[Records contained in a dataset]
=== Section Start ===
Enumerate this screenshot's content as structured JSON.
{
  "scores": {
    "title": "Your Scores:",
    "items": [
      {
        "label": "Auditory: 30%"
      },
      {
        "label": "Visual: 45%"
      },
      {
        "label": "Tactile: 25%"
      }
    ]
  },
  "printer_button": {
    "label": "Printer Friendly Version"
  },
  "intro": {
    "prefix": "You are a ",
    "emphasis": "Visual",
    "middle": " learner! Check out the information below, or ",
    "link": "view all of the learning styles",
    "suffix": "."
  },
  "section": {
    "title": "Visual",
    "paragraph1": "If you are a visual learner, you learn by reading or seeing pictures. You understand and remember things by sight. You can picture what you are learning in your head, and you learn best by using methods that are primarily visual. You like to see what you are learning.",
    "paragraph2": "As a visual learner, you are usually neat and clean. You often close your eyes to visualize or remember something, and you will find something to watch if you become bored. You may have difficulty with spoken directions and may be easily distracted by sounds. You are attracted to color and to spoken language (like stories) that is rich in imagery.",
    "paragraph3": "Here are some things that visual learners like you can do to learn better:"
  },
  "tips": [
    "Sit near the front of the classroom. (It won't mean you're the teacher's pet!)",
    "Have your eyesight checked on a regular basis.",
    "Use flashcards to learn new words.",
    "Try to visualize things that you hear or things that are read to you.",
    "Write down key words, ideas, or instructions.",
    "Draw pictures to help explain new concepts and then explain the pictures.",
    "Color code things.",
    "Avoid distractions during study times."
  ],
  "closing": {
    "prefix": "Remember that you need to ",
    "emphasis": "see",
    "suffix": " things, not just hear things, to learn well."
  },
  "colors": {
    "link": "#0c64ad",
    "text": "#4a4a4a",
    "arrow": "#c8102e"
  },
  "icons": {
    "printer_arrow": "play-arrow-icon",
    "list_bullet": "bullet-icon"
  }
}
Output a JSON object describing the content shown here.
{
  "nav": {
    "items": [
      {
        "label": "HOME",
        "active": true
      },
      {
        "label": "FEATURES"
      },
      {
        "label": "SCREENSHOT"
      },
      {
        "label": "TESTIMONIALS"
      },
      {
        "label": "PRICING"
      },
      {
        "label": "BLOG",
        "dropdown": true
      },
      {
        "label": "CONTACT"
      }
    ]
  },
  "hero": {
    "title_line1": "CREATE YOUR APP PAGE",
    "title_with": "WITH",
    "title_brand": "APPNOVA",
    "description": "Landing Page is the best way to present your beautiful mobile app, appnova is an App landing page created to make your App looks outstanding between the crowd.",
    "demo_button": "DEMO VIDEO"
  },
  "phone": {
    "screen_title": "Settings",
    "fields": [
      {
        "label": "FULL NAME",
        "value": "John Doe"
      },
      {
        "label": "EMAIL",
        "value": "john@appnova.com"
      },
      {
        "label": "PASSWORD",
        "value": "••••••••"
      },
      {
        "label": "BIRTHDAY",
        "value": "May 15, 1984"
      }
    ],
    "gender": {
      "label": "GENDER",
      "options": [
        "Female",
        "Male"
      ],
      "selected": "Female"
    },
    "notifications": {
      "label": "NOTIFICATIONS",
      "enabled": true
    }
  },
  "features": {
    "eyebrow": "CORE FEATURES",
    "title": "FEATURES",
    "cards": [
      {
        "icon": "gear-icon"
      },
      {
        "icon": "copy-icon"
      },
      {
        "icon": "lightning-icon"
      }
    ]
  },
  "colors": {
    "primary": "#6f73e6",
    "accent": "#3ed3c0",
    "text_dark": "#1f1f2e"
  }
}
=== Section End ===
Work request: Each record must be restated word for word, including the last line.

Solution for this exercise:
Enumerate this screenshot's content as structured JSON.
{
  "scores": {
    "title": "Your Scores:",
    "items": [
      {
        "label": "Auditory: 30%"
      },
      {
        "label": "Visual: 45%"
      },
      {
        "label": "Tactile: 25%"
      }
    ]
  },
  "printer_button": {
    "label": "Printer Friendly Version"
  },
  "intro": {
    "prefix": "You are a ",
    "emphasis": "Visual",
    "middle": " learner! Check out the information below, or ",
    "link": "view all of the learning styles",
    "suffix": "."
  },
  "section": {
    "title": "Visual",
    "paragraph1": "If you are a visual learner, you learn by reading or seeing pictures. You understand and remember things by sight. You can picture what you are learning in your head, and you learn best by using methods that are primarily visual. You like to see what you are learning.",
    "paragraph2": "As a visual learner, you are usually neat and clean. You often close your eyes to visualize or remember something, and you will find something to watch if you become bored. You may have difficulty with spoken directions and may be easily distracted by sounds. You are attracted to color and to spoken language (like stories) that is rich in imagery.",
    "paragraph3": "Here are some things that visual learners like you can do to learn better:"
  },
  "tips": [
    "Sit near the front of the classroom. (It won't mean you're the teacher's pet!)",
    "Have your eyesight checked on a regular basis.",
    "Use flashcards to learn new words.",
    "Try to visualize things that you hear or things that are read to you.",
    "Write down key words, ideas, or instructions.",
    "Draw pictures to help explain new concepts and then explain the pictures.",
    "Color code things.",
    "Avoid distractions during study times."
  ],
  "closing": {
    "prefix": "Remember that you need to ",
    "emphasis": "see",
    "suffix": " things, not just hear things, to learn well."
  },
  "colors": {
    "link": "#0c64ad",
    "text": "#4a4a4a",
    "arrow": "#c8102e"
  },
  "icons": {
    "printer_arrow": "play-arrow-icon",
    "list_bullet": "bullet-icon"
  }
}
Output a JSON object describing the content shown here.
{
  "nav": {
    "items": [
      {
        "label": "HOME",
        "active": true
      },
      {
        "label": "FEATURES"
      },
      {
        "label": "SCREENSHOT"
      },
      {
        "label": "TESTIMONIALS"
      },
      {
        "label": "PRICING"
      },
      {
        "label": "BLOG",
        "dropdown": true
      },
      {
        "label": "CONTACT"
      }
    ]
  },
  "hero": {
    "title_line1": "CREATE YOUR APP PAGE",
    "title_with": "WITH",
    "title_brand": "APPNOVA",
    "description": "Landing Page is the best way to present your beautiful mobile app, appnova is an App landing page created to make your App looks outstanding between the crowd.",
    "demo_button": "DEMO VIDEO"
  },
  "phone": {
    "screen_title": "Settings",
    "fields": [
      {
        "label": "FULL NAME",
        "value": "John Doe"
      },
      {
        "label": "EMAIL",
        "value": "john@appnova.com"
      },
      {
        "label": "PASSWORD",
        "value": "••••••••"
      },
      {
        "label": "BIRTHDAY",
        "value": "May 15, 1984"
      }
    ],
    "gender": {
      "label": "GENDER",
      "options": [
        "Female",
        "Male"
      ],
      "selected": "Female"
    },
    "notifications": {
      "label": "NOTIFICATIONS",
      "enabled": true
    }
  },
  "features": {
    "eyebrow": "CORE FEATURES",
    "title": "FEATURES",
    "cards": [
      {
        "icon": "gear-icon"
      },
      {
        "icon": "copy-icon"
      },
      {
        "icon": "lightning-icon"
      }
    ]
  },
  "colors": {
    "primary": "#6f73e6",
    "accent": "#3ed3c0",
    "text_dark": "#1f1f2e"
  }
}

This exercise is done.